__Directions for this task__
Output all entries verbatim, dropping pictures.

__Information given__
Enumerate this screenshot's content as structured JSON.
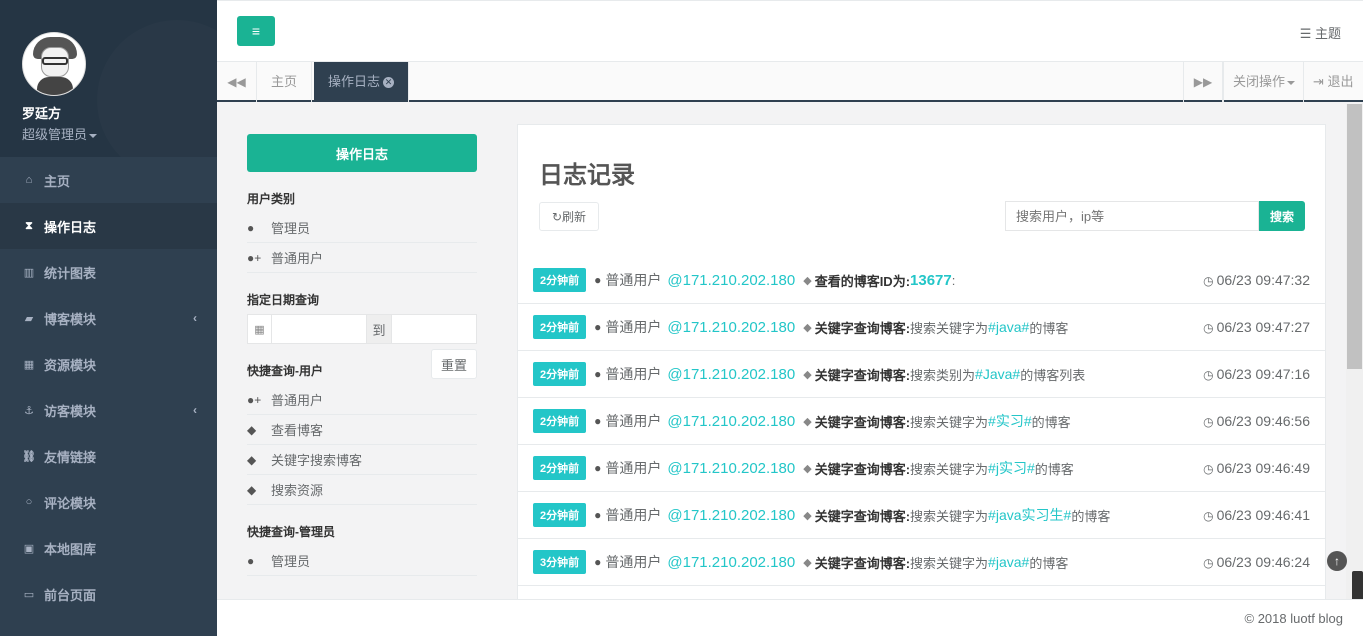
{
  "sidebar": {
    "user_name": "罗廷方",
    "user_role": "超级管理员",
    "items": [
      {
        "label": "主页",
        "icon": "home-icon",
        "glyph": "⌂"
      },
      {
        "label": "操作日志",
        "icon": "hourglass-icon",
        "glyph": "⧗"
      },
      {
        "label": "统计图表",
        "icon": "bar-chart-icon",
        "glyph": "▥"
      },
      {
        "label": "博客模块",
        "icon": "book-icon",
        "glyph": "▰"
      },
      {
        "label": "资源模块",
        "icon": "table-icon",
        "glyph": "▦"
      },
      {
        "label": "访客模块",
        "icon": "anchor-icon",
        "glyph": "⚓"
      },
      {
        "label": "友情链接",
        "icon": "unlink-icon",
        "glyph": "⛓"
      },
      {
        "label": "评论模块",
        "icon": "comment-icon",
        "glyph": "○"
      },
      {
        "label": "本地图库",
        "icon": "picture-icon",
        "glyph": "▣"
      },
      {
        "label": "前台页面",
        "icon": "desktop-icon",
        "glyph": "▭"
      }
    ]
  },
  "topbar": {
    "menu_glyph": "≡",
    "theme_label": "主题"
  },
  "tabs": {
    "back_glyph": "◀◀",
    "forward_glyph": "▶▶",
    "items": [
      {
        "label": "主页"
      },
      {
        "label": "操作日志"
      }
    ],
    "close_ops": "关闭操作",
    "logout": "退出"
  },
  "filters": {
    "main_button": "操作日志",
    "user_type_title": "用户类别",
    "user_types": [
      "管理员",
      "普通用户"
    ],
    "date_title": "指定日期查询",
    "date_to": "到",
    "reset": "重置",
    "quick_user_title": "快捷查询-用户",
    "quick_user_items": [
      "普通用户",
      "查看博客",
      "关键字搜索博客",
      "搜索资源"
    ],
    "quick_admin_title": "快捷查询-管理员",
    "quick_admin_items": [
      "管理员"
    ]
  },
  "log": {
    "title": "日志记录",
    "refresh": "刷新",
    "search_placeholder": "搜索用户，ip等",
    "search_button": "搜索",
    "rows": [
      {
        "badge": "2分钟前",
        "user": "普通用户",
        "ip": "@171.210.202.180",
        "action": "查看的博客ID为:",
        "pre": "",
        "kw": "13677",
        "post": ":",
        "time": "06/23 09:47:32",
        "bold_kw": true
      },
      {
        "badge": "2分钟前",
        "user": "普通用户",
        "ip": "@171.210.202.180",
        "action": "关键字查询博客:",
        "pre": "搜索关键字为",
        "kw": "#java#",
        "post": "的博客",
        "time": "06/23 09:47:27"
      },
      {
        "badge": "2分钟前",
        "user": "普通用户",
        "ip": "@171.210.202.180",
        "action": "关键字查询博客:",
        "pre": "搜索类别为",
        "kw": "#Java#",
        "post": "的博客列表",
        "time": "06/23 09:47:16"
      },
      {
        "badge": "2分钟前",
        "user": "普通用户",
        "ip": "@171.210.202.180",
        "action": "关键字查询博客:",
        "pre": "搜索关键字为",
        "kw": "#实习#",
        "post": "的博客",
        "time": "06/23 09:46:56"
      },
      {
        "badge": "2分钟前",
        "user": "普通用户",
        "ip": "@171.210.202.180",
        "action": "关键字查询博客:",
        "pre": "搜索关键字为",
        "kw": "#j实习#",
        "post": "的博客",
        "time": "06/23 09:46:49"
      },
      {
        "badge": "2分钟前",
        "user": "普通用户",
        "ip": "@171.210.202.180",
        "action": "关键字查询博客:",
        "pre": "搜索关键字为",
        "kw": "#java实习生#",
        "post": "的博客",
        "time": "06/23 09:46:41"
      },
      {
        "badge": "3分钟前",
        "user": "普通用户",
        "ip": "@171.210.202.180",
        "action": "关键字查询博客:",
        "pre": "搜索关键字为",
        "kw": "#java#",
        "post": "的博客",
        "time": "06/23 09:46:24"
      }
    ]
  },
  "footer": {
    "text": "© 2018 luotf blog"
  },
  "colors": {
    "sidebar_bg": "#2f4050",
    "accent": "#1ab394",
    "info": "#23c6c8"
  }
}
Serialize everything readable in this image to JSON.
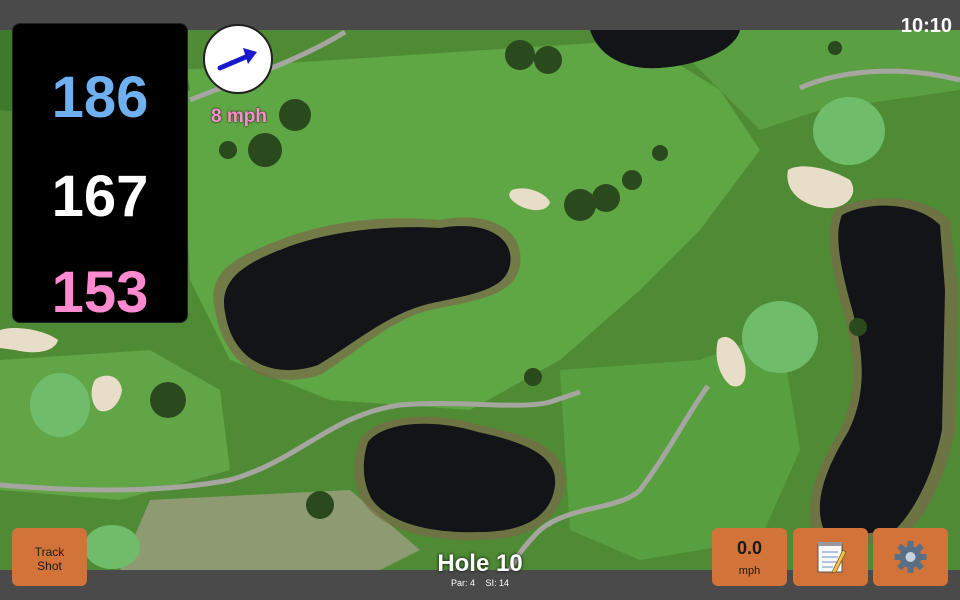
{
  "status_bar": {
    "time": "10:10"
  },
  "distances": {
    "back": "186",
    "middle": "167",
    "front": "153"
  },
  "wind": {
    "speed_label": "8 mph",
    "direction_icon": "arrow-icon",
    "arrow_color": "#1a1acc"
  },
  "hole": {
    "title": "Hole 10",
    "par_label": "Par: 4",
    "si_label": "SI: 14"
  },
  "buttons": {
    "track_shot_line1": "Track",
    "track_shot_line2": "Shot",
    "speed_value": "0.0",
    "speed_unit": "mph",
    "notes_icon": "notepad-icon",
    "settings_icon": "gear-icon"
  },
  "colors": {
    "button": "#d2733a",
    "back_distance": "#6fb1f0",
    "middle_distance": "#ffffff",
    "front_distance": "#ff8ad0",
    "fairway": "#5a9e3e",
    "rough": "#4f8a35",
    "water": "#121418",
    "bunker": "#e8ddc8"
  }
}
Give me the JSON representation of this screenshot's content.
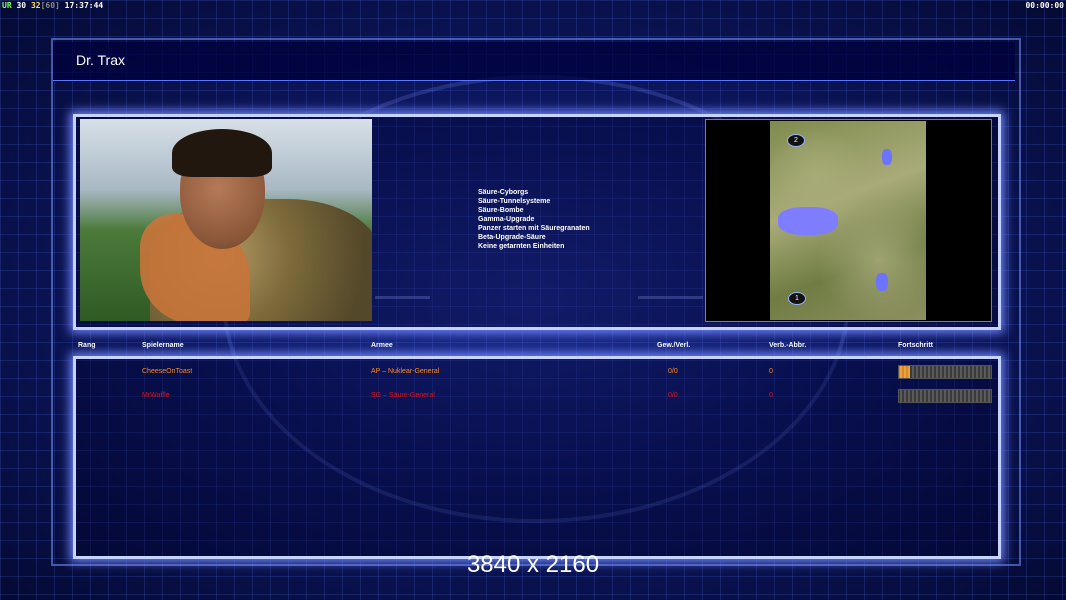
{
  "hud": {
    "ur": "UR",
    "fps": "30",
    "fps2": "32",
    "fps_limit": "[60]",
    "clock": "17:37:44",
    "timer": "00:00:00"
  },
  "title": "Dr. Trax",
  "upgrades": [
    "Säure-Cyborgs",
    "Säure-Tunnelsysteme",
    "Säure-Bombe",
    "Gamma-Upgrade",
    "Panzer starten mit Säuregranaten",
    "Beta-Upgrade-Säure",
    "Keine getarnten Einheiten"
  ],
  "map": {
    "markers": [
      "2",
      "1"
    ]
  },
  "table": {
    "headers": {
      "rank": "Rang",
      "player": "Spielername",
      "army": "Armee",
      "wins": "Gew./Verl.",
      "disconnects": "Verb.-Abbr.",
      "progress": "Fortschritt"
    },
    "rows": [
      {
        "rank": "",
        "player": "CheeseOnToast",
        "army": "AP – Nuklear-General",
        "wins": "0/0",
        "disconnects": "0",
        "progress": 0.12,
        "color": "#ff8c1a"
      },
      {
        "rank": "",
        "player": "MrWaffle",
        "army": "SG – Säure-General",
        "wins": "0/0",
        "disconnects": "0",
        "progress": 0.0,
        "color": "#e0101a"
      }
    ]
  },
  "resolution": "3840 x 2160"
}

__Solution to this problem__
Enumerate this screenshot's content as structured JSON.
{
  "sidebar": {
    "user_name": "罗廷方",
    "user_role": "超级管理员",
    "items": [
      {
        "label": "主页",
        "icon": "home-icon",
        "glyph": "⌂"
      },
      {
        "label": "操作日志",
        "icon": "hourglass-icon",
        "glyph": "⧗"
      },
      {
        "label": "统计图表",
        "icon": "bar-chart-icon",
        "glyph": "▥"
      },
      {
        "label": "博客模块",
        "icon": "book-icon",
        "glyph": "▰"
      },
      {
        "label": "资源模块",
        "icon": "table-icon",
        "glyph": "▦"
      },
      {
        "label": "访客模块",
        "icon": "anchor-icon",
        "glyph": "⚓"
      },
      {
        "label": "友情链接",
        "icon": "unlink-icon",
        "glyph": "⛓"
      },
      {
        "label": "评论模块",
        "icon": "comment-icon",
        "glyph": "○"
      },
      {
        "label": "本地图库",
        "icon": "picture-icon",
        "glyph": "▣"
      },
      {
        "label": "前台页面",
        "icon": "desktop-icon",
        "glyph": "▭"
      }
    ]
  },
  "topbar": {
    "menu_glyph": "≡",
    "theme_label": "主题"
  },
  "tabs": {
    "back_glyph": "◀◀",
    "forward_glyph": "▶▶",
    "items": [
      {
        "label": "主页"
      },
      {
        "label": "操作日志"
      }
    ],
    "close_ops": "关闭操作",
    "logout": "退出"
  },
  "filters": {
    "main_button": "操作日志",
    "user_type_title": "用户类别",
    "user_types": [
      "管理员",
      "普通用户"
    ],
    "date_title": "指定日期查询",
    "date_to": "到",
    "reset": "重置",
    "quick_user_title": "快捷查询-用户",
    "quick_user_items": [
      "普通用户",
      "查看博客",
      "关键字搜索博客",
      "搜索资源"
    ],
    "quick_admin_title": "快捷查询-管理员",
    "quick_admin_items": [
      "管理员"
    ]
  },
  "log": {
    "title": "日志记录",
    "refresh": "刷新",
    "search_placeholder": "搜索用户，ip等",
    "search_button": "搜索",
    "rows": [
      {
        "badge": "2分钟前",
        "user": "普通用户",
        "ip": "@171.210.202.180",
        "action": "查看的博客ID为:",
        "pre": "",
        "kw": "13677",
        "post": ":",
        "time": "06/23 09:47:32",
        "bold_kw": true
      },
      {
        "badge": "2分钟前",
        "user": "普通用户",
        "ip": "@171.210.202.180",
        "action": "关键字查询博客:",
        "pre": "搜索关键字为",
        "kw": "#java#",
        "post": "的博客",
        "time": "06/23 09:47:27"
      },
      {
        "badge": "2分钟前",
        "user": "普通用户",
        "ip": "@171.210.202.180",
        "action": "关键字查询博客:",
        "pre": "搜索类别为",
        "kw": "#Java#",
        "post": "的博客列表",
        "time": "06/23 09:47:16"
      },
      {
        "badge": "2分钟前",
        "user": "普通用户",
        "ip": "@171.210.202.180",
        "action": "关键字查询博客:",
        "pre": "搜索关键字为",
        "kw": "#实习#",
        "post": "的博客",
        "time": "06/23 09:46:56"
      },
      {
        "badge": "2分钟前",
        "user": "普通用户",
        "ip": "@171.210.202.180",
        "action": "关键字查询博客:",
        "pre": "搜索关键字为",
        "kw": "#j实习#",
        "post": "的博客",
        "time": "06/23 09:46:49"
      },
      {
        "badge": "2分钟前",
        "user": "普通用户",
        "ip": "@171.210.202.180",
        "action": "关键字查询博客:",
        "pre": "搜索关键字为",
        "kw": "#java实习生#",
        "post": "的博客",
        "time": "06/23 09:46:41"
      },
      {
        "badge": "3分钟前",
        "user": "普通用户",
        "ip": "@171.210.202.180",
        "action": "关键字查询博客:",
        "pre": "搜索关键字为",
        "kw": "#java#",
        "post": "的博客",
        "time": "06/23 09:46:24"
      }
    ]
  },
  "footer": {
    "text": "© 2018 luotf blog"
  },
  "colors": {
    "sidebar_bg": "#2f4050",
    "accent": "#1ab394",
    "info": "#23c6c8"
  }
}
Serialize everything readable in this image to JSON.
{
  "status_bar": {
    "time": "10:10"
  },
  "distances": {
    "back": "186",
    "middle": "167",
    "front": "153"
  },
  "wind": {
    "speed_label": "8 mph",
    "direction_icon": "arrow-icon",
    "arrow_color": "#1a1acc"
  },
  "hole": {
    "title": "Hole 10",
    "par_label": "Par: 4",
    "si_label": "SI: 14"
  },
  "buttons": {
    "track_shot_line1": "Track",
    "track_shot_line2": "Shot",
    "speed_value": "0.0",
    "speed_unit": "mph",
    "notes_icon": "notepad-icon",
    "settings_icon": "gear-icon"
  },
  "colors": {
    "button": "#d2733a",
    "back_distance": "#6fb1f0",
    "middle_distance": "#ffffff",
    "front_distance": "#ff8ad0",
    "fairway": "#5a9e3e",
    "rough": "#4f8a35",
    "water": "#121418",
    "bunker": "#e8ddc8"
  }
}
Give me the JSON representation of this screenshot's content.
{
  "hud": {
    "ur": "UR",
    "fps": "30",
    "fps2": "32",
    "fps_limit": "[60]",
    "clock": "17:37:44",
    "timer": "00:00:00"
  },
  "title": "Dr. Trax",
  "upgrades": [
    "Säure-Cyborgs",
    "Säure-Tunnelsysteme",
    "Säure-Bombe",
    "Gamma-Upgrade",
    "Panzer starten mit Säuregranaten",
    "Beta-Upgrade-Säure",
    "Keine getarnten Einheiten"
  ],
  "map": {
    "markers": [
      "2",
      "1"
    ]
  },
  "table": {
    "headers": {
      "rank": "Rang",
      "player": "Spielername",
      "army": "Armee",
      "wins": "Gew./Verl.",
      "disconnects": "Verb.-Abbr.",
      "progress": "Fortschritt"
    },
    "rows": [
      {
        "rank": "",
        "player": "CheeseOnToast",
        "army": "AP – Nuklear-General",
        "wins": "0/0",
        "disconnects": "0",
        "progress": 0.12,
        "color": "#ff8c1a"
      },
      {
        "rank": "",
        "player": "MrWaffle",
        "army": "SG – Säure-General",
        "wins": "0/0",
        "disconnects": "0",
        "progress": 0.0,
        "color": "#e0101a"
      }
    ]
  },
  "resolution": "3840 x 2160"
}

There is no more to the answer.